Collaboration tools I’m considering

We’ve been looking at various Web 2.0-ish collaboration tools that might make our life easier when working with clients on projects. I introduced some of my team to some of the poster children of the collaboration space:

www.dreamfactory.com

www.huddle.net

www.basecamphq.com

The feedback was interesting: DreamFactory was too sophisticated. The view was that if you wanted to go this far as DreamFactory would let you then you may as well stick with MS Project. Basecamp on the other hand was too simple, little better than just using basic Outlook Email and Google Docs. Huddle seemed just right. In particular its support for online editing of Word and Excel docs (using Zoho for extra Web 2.0 brownie points) in addition to offline editing was singled out for praise.

This feedback is based on a particular way of working so won’t work for everyone. However it was surprising to me (as a Ruby on Rails believer) that Basecamp got such short shrift from people with no axe to grind. I’d welcome any views on the pros and cons of various modern collaborative tools.

Procurement Solutions Exhibition – Things I might be buying

I was at Procurement Solutions yesterday as a speaker. But also walking the exhibition floor I came across two companies which looked pretty cool and which I will be checking out further:

Huddle
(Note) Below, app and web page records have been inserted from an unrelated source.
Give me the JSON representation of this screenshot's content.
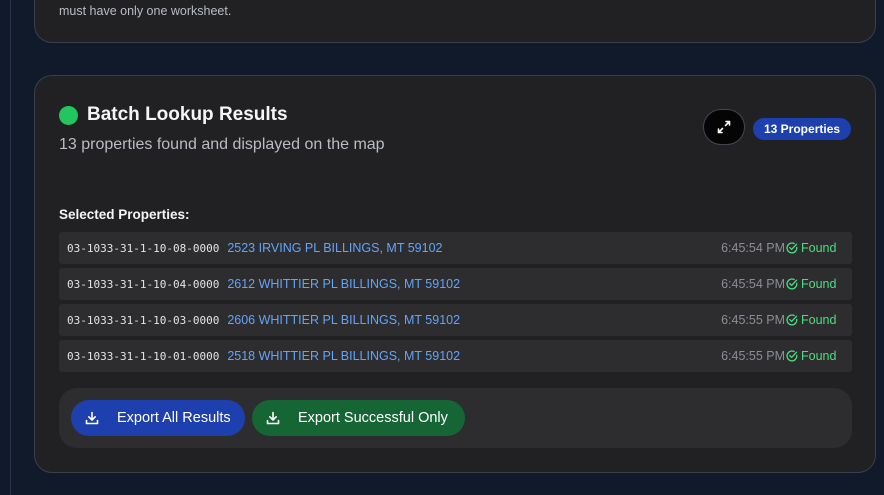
{
  "top_card": {
    "note": "must have only one worksheet."
  },
  "results": {
    "title": "Batch Lookup Results",
    "subtitle": "13 properties found and displayed on the map",
    "badge": "13 Properties",
    "section_label": "Selected Properties:",
    "rows": [
      {
        "parcel": "03-1033-31-1-10-08-0000",
        "address": "2523 IRVING PL BILLINGS, MT 59102",
        "time": "6:45:54 PM",
        "status": "Found"
      },
      {
        "parcel": "03-1033-31-1-10-04-0000",
        "address": "2612 WHITTIER PL BILLINGS, MT 59102",
        "time": "6:45:54 PM",
        "status": "Found"
      },
      {
        "parcel": "03-1033-31-1-10-03-0000",
        "address": "2606 WHITTIER PL BILLINGS, MT 59102",
        "time": "6:45:55 PM",
        "status": "Found"
      },
      {
        "parcel": "03-1033-31-1-10-01-0000",
        "address": "2518 WHITTIER PL BILLINGS, MT 59102",
        "time": "6:45:55 PM",
        "status": "Found"
      }
    ],
    "export_all_label": "Export All Results",
    "export_success_label": "Export Successful Only"
  },
  "icons": {
    "status": "green-dot-icon",
    "expand": "expand-arrows-icon",
    "found": "check-circle-icon",
    "download": "download-icon"
  },
  "colors": {
    "success": "#22c55e",
    "primary": "#1e40af",
    "secondary_action": "#166534",
    "link": "#60a5fa"
  }
}
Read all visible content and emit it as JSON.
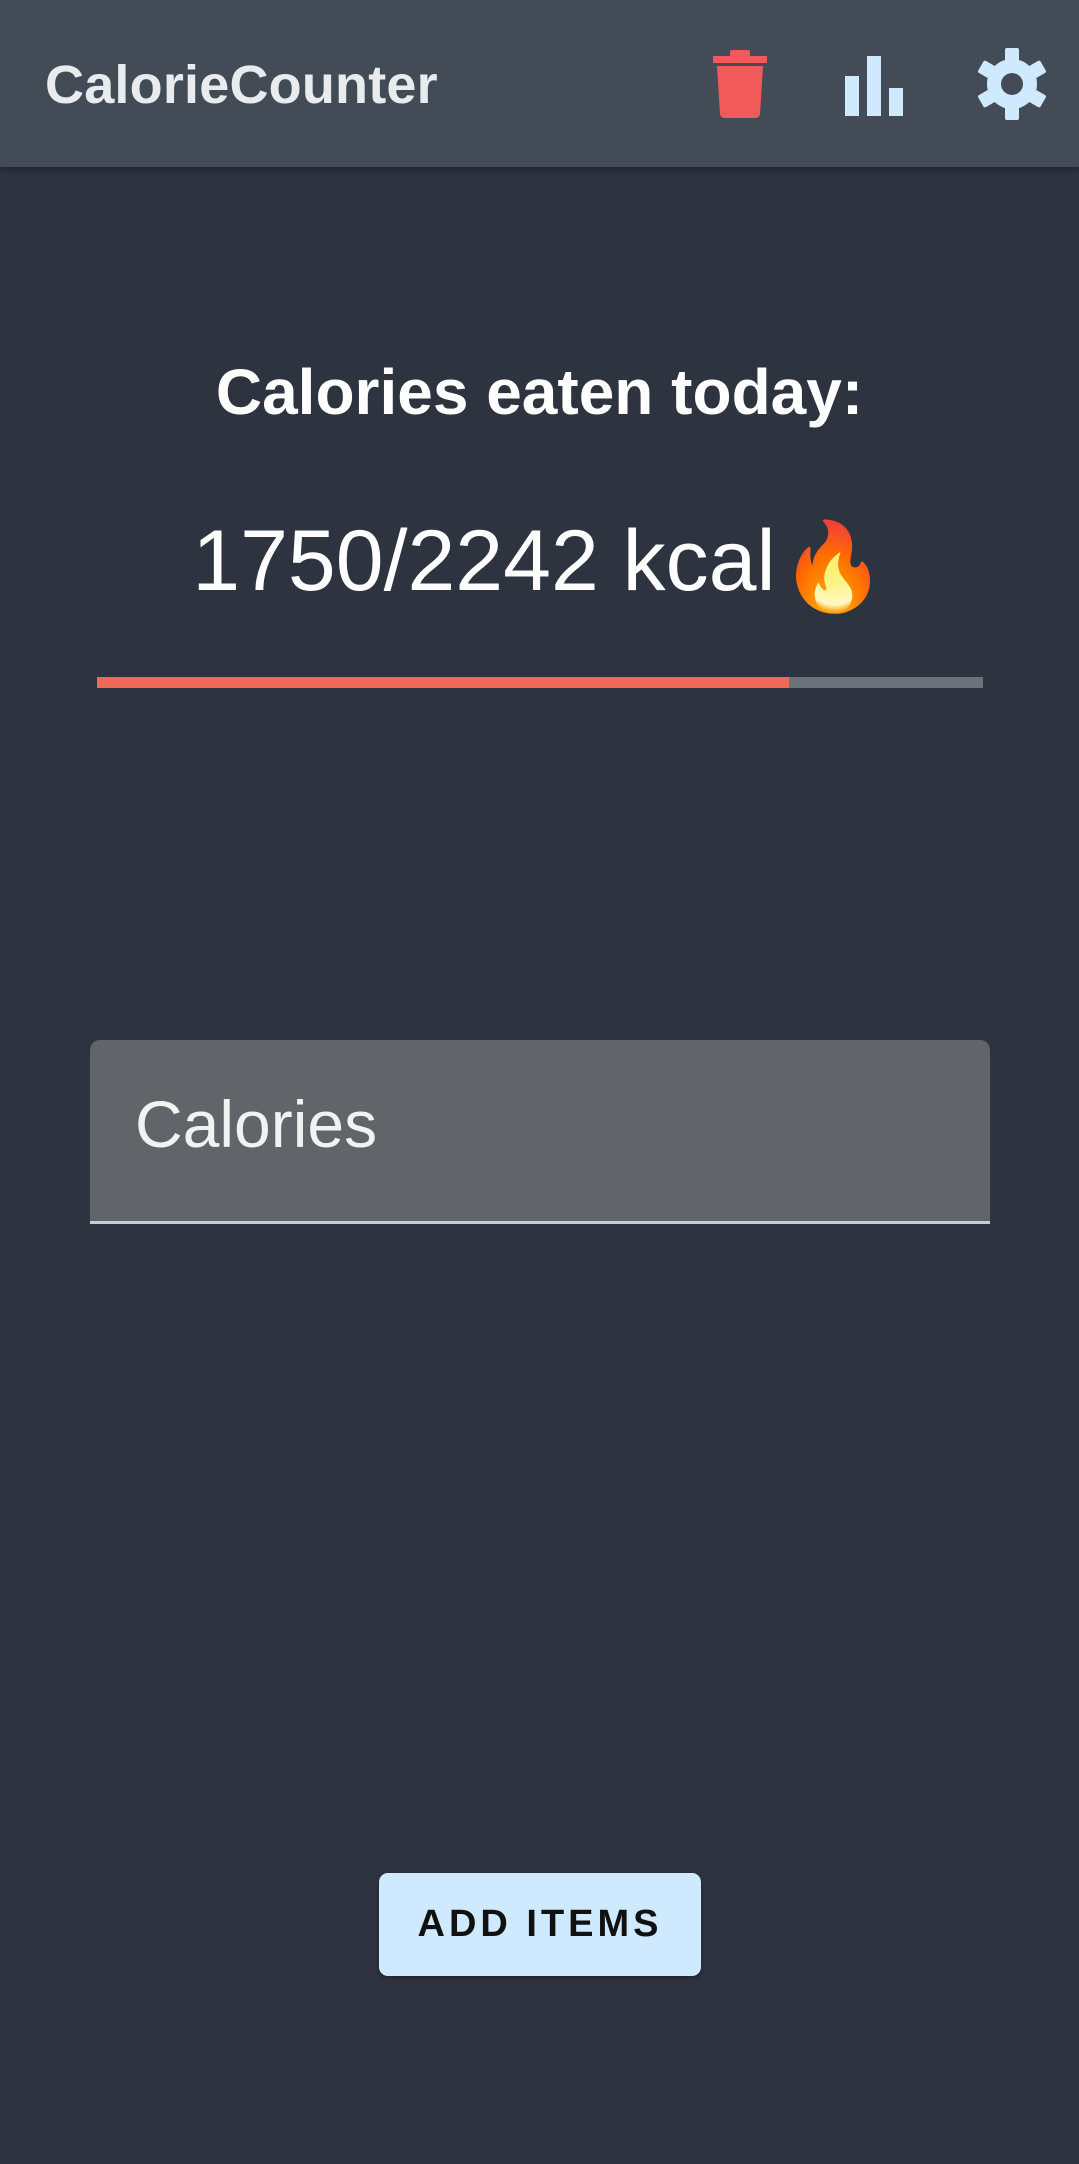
{
  "app_bar": {
    "title": "CalorieCounter",
    "actions": [
      {
        "name": "delete",
        "icon": "trash-icon",
        "color": "#f05a5a"
      },
      {
        "name": "statistics",
        "icon": "bar-chart-icon",
        "color": "#cfe9ff"
      },
      {
        "name": "settings",
        "icon": "gear-icon",
        "color": "#cfe9ff"
      }
    ]
  },
  "summary": {
    "heading": "Calories eaten today:",
    "count_text": "1750/2242 kcal",
    "emoji": "🔥",
    "eaten": 1750,
    "goal": 2242,
    "progress_fraction": 0.781,
    "progress_color": "#ec6a57",
    "track_color": "#6c727c"
  },
  "input": {
    "placeholder": "Calories",
    "value": ""
  },
  "actions": {
    "add_items_label": "ADD ITEMS"
  },
  "colors": {
    "background": "#2e3340",
    "app_bar": "#434c56",
    "button": "#cfe9ff"
  }
}
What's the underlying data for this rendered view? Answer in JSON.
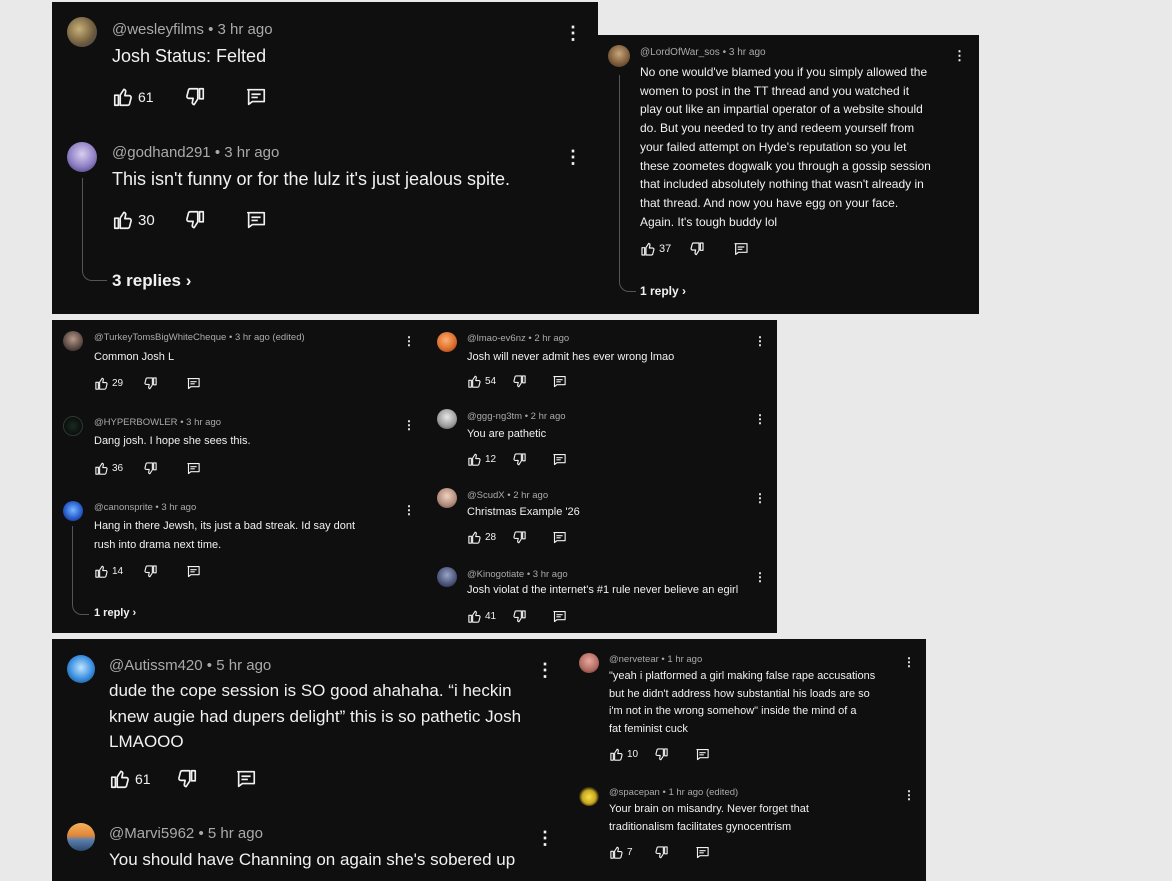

Huddle is one of the UK’s rising stars in the Enterprise 2.0 space. They make very simple online collaboration software, in a similar vein as Basecamp. Why am I interested? I am looking at better ways for us to integrate with our clients during our projects. Trouble is, most of our clients aren’t very familiar with MS Project. So a non-MS Project project managemnet/collaboration tool is going to be interesting. Especially if the price tag compares favourably against MS Project. Huddle’s Head of Marcomms was on the stand and she was refreshingly candid. I asked her how the product compared to Basecamp and DreamFactory. She wasn’t familiar with DreamFactory but there and then googled them, on her laptop which was hooked up to the plasma display on her stand. She didn’t drill into their site, clearly – she just looked at the google results. But it’s refreshing to see someone who can be open about their product and its merits compared to the rest of the marketplace – and doesn’t need to rely so much on spin. (Unless of course she was secretly spinning me in some subtle way I didn’t notice).

Mimio

Mimio make devices that attach to your whiteboard and capture the information on the whiteboard electronically. It’s all very automagic but the bits I played with and looked at certainly seemed to work. Now, I adore whiteboards. So something that can extract the scribbles I make on whiteboards – and at a sub $1000 price tag – is going to be interesting to check out further.

The consumerisation of enterprise (e-sourcing) software

Hand on heart, what would you say are the most popular e-sourcing technologies amongst buyers? How about:

  • Outlook
  • Google
  • Excel

Sorry Ariba, sorry Emptoris, sorry Procuri, sorry Iasta.

This pattern extends far further than just the world of procurement.

Once I, like many others, used to assume that dragging users by their ears until they saw the light of a new enterprise system was just part of the normal process of deploying a new enterprise software system. They used to call it change management.

But again, like many others, I have been blown away by how fast adoption can kick in for software that is genuinely good and flexible enough that people want to use it.

Imagine enterprise software that didn’t need change management. Imagine users demanding software. Like they do with MS Office, email, Google Maps, etc. Imagine software that doesn’t add new features for the sake of it release after release, but just builds one or two pieces that work well and which people can understand fast.

Now look at Huddle, or Coupa, or 37Signals. These guys are onto something.